Each line of the listing that includes the string "アルペンローゼ" is to be identified and copied.

== Raw data

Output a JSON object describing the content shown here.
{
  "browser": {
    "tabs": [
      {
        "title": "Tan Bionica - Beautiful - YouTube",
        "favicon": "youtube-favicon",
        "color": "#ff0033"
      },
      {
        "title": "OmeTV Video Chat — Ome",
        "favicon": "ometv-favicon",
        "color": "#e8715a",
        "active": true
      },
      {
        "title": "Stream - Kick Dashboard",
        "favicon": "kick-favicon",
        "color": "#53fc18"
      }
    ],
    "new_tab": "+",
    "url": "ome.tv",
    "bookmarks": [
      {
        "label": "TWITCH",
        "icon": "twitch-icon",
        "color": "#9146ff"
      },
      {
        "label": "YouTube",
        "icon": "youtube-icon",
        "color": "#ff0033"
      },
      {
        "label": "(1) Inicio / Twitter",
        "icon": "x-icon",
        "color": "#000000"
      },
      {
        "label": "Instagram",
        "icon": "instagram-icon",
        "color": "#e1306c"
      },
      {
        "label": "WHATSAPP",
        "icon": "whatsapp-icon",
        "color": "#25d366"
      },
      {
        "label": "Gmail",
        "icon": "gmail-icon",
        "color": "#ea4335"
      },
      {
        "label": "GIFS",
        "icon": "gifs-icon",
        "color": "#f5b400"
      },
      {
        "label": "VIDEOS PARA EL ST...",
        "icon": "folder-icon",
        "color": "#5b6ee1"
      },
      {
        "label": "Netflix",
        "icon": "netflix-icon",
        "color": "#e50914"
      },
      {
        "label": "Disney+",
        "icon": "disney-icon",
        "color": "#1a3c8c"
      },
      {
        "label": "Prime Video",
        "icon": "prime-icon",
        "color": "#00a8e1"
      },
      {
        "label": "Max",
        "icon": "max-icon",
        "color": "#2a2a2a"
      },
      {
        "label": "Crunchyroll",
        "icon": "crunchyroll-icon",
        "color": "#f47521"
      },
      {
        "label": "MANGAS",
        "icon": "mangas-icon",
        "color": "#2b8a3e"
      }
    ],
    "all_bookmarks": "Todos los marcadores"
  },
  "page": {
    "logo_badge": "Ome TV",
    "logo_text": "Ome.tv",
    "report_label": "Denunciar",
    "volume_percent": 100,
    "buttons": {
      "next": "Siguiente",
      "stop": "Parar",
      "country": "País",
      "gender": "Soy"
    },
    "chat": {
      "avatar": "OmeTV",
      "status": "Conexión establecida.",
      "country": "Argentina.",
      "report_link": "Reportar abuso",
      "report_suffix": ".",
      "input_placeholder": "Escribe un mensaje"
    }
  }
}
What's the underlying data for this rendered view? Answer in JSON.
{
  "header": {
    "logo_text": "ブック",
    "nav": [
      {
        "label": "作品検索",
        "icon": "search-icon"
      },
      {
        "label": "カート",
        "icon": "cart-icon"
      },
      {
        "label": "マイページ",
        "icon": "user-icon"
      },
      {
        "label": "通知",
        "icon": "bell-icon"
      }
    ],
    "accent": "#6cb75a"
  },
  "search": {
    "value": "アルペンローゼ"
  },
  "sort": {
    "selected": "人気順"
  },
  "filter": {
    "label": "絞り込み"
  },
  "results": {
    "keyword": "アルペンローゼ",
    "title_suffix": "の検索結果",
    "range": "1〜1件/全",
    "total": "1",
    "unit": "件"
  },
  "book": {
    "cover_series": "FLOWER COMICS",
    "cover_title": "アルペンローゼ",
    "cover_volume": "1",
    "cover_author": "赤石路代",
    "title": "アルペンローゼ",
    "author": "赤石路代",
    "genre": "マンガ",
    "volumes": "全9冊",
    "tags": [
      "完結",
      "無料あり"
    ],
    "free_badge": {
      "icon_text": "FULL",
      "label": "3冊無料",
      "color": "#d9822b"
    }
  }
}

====

_Exercise response:_
    "value": "アルペンローゼ"
    "keyword": "アルペンローゼ",
    "cover_title": "アルペンローゼ",
    "title": "アルペンローゼ",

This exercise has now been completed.